--- DATA SECTION Enclosed Below ---

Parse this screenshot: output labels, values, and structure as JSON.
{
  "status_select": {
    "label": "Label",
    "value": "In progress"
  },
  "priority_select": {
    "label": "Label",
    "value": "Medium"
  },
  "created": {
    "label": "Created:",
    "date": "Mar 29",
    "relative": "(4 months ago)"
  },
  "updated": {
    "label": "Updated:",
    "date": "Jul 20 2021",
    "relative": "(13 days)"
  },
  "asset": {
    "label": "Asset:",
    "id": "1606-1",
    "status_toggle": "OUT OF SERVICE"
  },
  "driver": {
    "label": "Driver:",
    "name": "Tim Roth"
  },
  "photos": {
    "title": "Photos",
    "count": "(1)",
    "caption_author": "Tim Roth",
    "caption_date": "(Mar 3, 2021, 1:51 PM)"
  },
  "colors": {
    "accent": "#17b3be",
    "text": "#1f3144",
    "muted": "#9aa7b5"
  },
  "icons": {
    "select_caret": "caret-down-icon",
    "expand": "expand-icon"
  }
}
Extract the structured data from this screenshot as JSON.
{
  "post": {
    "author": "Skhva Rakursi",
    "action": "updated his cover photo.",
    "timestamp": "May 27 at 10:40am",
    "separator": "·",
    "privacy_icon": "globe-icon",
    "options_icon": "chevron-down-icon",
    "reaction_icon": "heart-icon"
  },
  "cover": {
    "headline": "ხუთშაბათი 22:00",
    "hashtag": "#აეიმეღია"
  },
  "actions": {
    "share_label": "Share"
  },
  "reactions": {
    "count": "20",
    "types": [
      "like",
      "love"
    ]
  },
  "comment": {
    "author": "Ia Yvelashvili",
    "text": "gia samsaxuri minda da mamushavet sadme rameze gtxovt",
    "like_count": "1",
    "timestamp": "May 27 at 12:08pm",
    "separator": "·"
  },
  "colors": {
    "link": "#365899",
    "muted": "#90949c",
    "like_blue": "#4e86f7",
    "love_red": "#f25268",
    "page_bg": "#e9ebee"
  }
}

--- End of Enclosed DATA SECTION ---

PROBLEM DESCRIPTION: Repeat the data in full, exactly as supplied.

WRITTEN SOLUTION:
Parse this screenshot: output labels, values, and structure as JSON.
{
  "status_select": {
    "label": "Label",
    "value": "In progress"
  },
  "priority_select": {
    "label": "Label",
    "value": "Medium"
  },
  "created": {
    "label": "Created:",
    "date": "Mar 29",
    "relative": "(4 months ago)"
  },
  "updated": {
    "label": "Updated:",
    "date": "Jul 20 2021",
    "relative": "(13 days)"
  },
  "asset": {
    "label": "Asset:",
    "id": "1606-1",
    "status_toggle": "OUT OF SERVICE"
  },
  "driver": {
    "label": "Driver:",
    "name": "Tim Roth"
  },
  "photos": {
    "title": "Photos",
    "count": "(1)",
    "caption_author": "Tim Roth",
    "caption_date": "(Mar 3, 2021, 1:51 PM)"
  },
  "colors": {
    "accent": "#17b3be",
    "text": "#1f3144",
    "muted": "#9aa7b5"
  },
  "icons": {
    "select_caret": "caret-down-icon",
    "expand": "expand-icon"
  }
}
Extract the structured data from this screenshot as JSON.
{
  "post": {
    "author": "Skhva Rakursi",
    "action": "updated his cover photo.",
    "timestamp": "May 27 at 10:40am",
    "separator": "·",
    "privacy_icon": "globe-icon",
    "options_icon": "chevron-down-icon",
    "reaction_icon": "heart-icon"
  },
  "cover": {
    "headline": "ხუთშაბათი 22:00",
    "hashtag": "#აეიმეღია"
  },
  "actions": {
    "share_label": "Share"
  },
  "reactions": {
    "count": "20",
    "types": [
      "like",
      "love"
    ]
  },
  "comment": {
    "author": "Ia Yvelashvili",
    "text": "gia samsaxuri minda da mamushavet sadme rameze gtxovt",
    "like_count": "1",
    "timestamp": "May 27 at 12:08pm",
    "separator": "·"
  },
  "colors": {
    "link": "#365899",
    "muted": "#90949c",
    "like_blue": "#4e86f7",
    "love_red": "#f25268",
    "page_bg": "#e9ebee"
  }
}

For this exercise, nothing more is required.